--- PROBLEM ---
Only the number is wanted: how many lines below include "sender"?
+++ LISTED RECORDS
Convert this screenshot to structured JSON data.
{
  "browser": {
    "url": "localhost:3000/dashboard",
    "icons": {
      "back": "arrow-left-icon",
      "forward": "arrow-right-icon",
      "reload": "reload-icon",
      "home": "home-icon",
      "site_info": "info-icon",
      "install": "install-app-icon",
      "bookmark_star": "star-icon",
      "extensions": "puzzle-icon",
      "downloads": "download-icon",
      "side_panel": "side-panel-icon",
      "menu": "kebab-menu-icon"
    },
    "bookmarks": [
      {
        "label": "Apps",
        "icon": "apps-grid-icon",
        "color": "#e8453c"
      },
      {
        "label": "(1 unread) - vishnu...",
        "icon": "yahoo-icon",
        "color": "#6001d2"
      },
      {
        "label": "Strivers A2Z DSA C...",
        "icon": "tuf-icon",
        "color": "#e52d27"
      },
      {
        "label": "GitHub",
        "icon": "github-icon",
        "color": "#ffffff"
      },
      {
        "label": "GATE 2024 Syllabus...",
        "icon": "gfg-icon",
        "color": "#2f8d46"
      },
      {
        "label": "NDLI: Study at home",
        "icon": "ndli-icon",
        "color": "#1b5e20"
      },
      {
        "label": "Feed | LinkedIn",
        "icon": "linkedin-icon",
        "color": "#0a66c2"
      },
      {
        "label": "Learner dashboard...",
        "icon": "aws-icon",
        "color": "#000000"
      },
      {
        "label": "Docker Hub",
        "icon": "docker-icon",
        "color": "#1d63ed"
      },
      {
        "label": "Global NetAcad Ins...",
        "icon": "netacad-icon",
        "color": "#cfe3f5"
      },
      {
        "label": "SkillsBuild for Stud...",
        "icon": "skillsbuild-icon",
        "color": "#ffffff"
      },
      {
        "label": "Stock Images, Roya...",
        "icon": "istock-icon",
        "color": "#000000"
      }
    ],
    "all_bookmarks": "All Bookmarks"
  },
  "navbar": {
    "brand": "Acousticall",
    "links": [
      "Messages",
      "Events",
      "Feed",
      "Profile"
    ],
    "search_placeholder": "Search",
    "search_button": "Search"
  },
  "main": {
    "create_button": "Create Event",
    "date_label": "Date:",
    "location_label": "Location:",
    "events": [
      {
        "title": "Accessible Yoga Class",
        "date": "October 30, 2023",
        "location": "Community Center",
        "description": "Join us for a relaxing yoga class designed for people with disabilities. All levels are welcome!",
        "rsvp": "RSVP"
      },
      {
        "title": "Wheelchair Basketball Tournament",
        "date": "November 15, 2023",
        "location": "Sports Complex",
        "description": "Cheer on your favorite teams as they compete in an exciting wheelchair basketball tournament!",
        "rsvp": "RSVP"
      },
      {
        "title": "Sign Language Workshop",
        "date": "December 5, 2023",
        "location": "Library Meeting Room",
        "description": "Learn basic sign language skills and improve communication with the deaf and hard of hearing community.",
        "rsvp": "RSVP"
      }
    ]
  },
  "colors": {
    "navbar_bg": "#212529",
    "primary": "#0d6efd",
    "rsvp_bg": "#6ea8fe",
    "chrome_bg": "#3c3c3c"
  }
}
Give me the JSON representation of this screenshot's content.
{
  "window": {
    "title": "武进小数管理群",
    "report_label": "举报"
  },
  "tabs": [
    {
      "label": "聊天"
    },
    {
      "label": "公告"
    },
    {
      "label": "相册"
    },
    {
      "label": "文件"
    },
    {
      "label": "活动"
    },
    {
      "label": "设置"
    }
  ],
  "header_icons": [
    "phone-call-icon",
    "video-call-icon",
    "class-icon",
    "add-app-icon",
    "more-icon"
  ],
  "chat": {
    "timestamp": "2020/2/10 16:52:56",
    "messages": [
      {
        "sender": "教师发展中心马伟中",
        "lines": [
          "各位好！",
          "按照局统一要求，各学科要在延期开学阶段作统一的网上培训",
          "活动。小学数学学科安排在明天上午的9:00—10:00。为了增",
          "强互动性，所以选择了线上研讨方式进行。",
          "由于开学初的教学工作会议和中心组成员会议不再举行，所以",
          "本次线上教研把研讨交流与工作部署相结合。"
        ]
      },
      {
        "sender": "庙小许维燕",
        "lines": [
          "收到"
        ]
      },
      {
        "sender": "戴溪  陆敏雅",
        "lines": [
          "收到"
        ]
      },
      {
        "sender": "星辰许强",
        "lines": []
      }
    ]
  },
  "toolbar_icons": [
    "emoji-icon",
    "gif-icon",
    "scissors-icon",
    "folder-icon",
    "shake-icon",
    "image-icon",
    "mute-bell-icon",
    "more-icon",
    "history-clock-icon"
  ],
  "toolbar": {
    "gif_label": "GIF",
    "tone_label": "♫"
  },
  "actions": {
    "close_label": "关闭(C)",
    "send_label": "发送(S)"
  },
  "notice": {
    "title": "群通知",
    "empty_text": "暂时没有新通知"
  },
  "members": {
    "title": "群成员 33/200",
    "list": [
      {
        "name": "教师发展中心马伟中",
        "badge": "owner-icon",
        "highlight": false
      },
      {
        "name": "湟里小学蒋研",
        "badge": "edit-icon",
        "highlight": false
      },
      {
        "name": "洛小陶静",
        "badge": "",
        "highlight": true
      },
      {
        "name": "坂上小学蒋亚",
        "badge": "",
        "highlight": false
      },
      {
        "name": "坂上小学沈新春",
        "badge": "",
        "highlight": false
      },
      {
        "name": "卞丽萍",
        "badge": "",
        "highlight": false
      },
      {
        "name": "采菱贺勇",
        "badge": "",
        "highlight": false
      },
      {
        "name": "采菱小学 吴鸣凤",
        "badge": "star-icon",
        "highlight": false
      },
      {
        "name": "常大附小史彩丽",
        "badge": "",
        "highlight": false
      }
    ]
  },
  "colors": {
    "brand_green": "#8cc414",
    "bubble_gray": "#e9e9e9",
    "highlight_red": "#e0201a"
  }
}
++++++
--- EXPECTED ANSWER ---
4